## Exercise prompt
Output every line of the data exactly as it appears.

=== Information ===

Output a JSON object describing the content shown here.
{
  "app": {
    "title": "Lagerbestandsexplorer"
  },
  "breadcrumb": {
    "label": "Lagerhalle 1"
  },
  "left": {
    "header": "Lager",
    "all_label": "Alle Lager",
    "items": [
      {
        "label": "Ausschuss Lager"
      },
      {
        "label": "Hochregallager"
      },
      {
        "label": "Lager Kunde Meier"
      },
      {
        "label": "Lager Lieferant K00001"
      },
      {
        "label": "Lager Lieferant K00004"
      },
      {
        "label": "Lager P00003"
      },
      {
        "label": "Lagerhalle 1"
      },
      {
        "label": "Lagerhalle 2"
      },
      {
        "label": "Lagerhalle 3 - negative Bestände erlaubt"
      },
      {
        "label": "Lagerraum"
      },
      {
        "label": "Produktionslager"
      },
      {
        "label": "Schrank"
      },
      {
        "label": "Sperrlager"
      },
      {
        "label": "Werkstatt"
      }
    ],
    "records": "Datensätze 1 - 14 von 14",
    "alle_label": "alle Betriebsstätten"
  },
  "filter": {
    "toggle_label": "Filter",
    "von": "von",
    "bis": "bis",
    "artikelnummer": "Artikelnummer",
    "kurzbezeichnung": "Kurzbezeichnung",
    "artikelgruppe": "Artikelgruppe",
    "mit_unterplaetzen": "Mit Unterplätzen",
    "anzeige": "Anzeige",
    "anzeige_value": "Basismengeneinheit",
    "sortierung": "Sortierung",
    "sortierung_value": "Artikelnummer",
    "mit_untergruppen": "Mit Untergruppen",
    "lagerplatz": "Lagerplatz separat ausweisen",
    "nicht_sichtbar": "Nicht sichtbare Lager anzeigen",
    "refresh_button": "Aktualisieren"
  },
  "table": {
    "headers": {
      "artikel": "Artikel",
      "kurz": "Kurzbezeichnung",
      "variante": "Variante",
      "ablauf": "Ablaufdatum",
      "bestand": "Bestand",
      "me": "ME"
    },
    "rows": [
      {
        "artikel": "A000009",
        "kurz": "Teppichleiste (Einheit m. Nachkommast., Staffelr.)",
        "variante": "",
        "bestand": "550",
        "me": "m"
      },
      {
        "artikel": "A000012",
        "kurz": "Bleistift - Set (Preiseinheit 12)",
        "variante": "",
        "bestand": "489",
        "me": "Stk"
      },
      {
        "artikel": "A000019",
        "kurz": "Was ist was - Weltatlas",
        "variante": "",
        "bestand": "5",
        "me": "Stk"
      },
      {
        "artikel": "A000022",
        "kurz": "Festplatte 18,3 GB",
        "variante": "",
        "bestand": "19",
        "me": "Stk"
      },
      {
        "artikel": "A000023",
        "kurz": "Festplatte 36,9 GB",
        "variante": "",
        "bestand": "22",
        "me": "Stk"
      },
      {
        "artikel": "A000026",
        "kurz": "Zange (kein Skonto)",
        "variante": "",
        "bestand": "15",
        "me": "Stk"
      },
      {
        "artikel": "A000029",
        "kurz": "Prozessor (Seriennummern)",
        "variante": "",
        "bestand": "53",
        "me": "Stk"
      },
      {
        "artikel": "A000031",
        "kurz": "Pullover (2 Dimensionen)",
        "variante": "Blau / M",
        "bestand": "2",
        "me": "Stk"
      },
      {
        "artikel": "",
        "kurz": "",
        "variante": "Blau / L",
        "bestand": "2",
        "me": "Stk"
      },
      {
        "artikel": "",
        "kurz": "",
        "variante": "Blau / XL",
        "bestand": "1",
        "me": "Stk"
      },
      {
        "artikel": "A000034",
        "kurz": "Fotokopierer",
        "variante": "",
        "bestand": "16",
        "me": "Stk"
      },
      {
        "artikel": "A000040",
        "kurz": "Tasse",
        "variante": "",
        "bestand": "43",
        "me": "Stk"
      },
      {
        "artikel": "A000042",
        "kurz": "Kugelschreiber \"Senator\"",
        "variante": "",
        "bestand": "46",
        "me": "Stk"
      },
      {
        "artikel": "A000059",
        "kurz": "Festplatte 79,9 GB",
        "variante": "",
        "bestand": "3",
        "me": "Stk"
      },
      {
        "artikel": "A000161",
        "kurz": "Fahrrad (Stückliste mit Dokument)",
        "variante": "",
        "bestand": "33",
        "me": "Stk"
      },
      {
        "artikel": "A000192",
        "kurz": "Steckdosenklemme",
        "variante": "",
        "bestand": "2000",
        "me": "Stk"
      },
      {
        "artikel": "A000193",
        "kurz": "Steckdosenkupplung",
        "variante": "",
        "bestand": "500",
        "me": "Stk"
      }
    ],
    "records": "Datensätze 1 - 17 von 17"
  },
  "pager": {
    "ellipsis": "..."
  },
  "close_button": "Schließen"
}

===

## Result for this exercise
Output a JSON object describing the content shown here.
{
  "app": {
    "title": "Lagerbestandsexplorer"
  },
  "breadcrumb": {
    "label": "Lagerhalle 1"
  },
  "left": {
    "header": "Lager",
    "all_label": "Alle Lager",
    "items": [
      {
        "label": "Ausschuss Lager"
      },
      {
        "label": "Hochregallager"
      },
      {
        "label": "Lager Kunde Meier"
      },
      {
        "label": "Lager Lieferant K00001"
      },
      {
        "label": "Lager Lieferant K00004"
      },
      {
        "label": "Lager P00003"
      },
      {
        "label": "Lagerhalle 1"
      },
      {
        "label": "Lagerhalle 2"
      },
      {
        "label": "Lagerhalle 3 - negative Bestände erlaubt"
      },
      {
        "label": "Lagerraum"
      },
      {
        "label": "Produktionslager"
      },
      {
        "label": "Schrank"
      },
      {
        "label": "Sperrlager"
      },
      {
        "label": "Werkstatt"
      }
    ],
    "records": "Datensätze 1 - 14 von 14",
    "alle_label": "alle Betriebsstätten"
  },
  "filter": {
    "toggle_label": "Filter",
    "von": "von",
    "bis": "bis",
    "artikelnummer": "Artikelnummer",
    "kurzbezeichnung": "Kurzbezeichnung",
    "artikelgruppe": "Artikelgruppe",
    "mit_unterplaetzen": "Mit Unterplätzen",
    "anzeige": "Anzeige",
    "anzeige_value": "Basismengeneinheit",
    "sortierung": "Sortierung",
    "sortierung_value": "Artikelnummer",
    "mit_untergruppen": "Mit Untergruppen",
    "lagerplatz": "Lagerplatz separat ausweisen",
    "nicht_sichtbar": "Nicht sichtbare Lager anzeigen",
    "refresh_button": "Aktualisieren"
  },
  "table": {
    "headers": {
      "artikel": "Artikel",
      "kurz": "Kurzbezeichnung",
      "variante": "Variante",
      "ablauf": "Ablaufdatum",
      "bestand": "Bestand",
      "me": "ME"
    },
    "rows": [
      {
        "artikel": "A000009",
        "kurz": "Teppichleiste (Einheit m. Nachkommast., Staffelr.)",
        "variante": "",
        "bestand": "550",
        "me": "m"
      },
      {
        "artikel": "A000012",
        "kurz": "Bleistift - Set (Preiseinheit 12)",
        "variante": "",
        "bestand": "489",
        "me": "Stk"
      },
      {
        "artikel": "A000019",
        "kurz": "Was ist was - Weltatlas",
        "variante": "",
        "bestand": "5",
        "me": "Stk"
      },
      {
        "artikel": "A000022",
        "kurz": "Festplatte 18,3 GB",
        "variante": "",
        "bestand": "19",
        "me": "Stk"
      },
      {
        "artikel": "A000023",
        "kurz": "Festplatte 36,9 GB",
        "variante": "",
        "bestand": "22",
        "me": "Stk"
      },
      {
        "artikel": "A000026",
        "kurz": "Zange (kein Skonto)",
        "variante": "",
        "bestand": "15",
        "me": "Stk"
      },
      {
        "artikel": "A000029",
        "kurz": "Prozessor (Seriennummern)",
        "variante": "",
        "bestand": "53",
        "me": "Stk"
      },
      {
        "artikel": "A000031",
        "kurz": "Pullover (2 Dimensionen)",
        "variante": "Blau / M",
        "bestand": "2",
        "me": "Stk"
      },
      {
        "artikel": "",
        "kurz": "",
        "variante": "Blau / L",
        "bestand": "2",
        "me": "Stk"
      },
      {
        "artikel": "",
        "kurz": "",
        "variante": "Blau / XL",
        "bestand": "1",
        "me": "Stk"
      },
      {
        "artikel": "A000034",
        "kurz": "Fotokopierer",
        "variante": "",
        "bestand": "16",
        "me": "Stk"
      },
      {
        "artikel": "A000040",
        "kurz": "Tasse",
        "variante": "",
        "bestand": "43",
        "me": "Stk"
      },
      {
        "artikel": "A000042",
        "kurz": "Kugelschreiber \"Senator\"",
        "variante": "",
        "bestand": "46",
        "me": "Stk"
      },
      {
        "artikel": "A000059",
        "kurz": "Festplatte 79,9 GB",
        "variante": "",
        "bestand": "3",
        "me": "Stk"
      },
      {
        "artikel": "A000161",
        "kurz": "Fahrrad (Stückliste mit Dokument)",
        "variante": "",
        "bestand": "33",
        "me": "Stk"
      },
      {
        "artikel": "A000192",
        "kurz": "Steckdosenklemme",
        "variante": "",
        "bestand": "2000",
        "me": "Stk"
      },
      {
        "artikel": "A000193",
        "kurz": "Steckdosenkupplung",
        "variante": "",
        "bestand": "500",
        "me": "Stk"
      }
    ],
    "records": "Datensätze 1 - 17 von 17"
  },
  "pager": {
    "ellipsis": "..."
  },
  "close_button": "Schließen"
}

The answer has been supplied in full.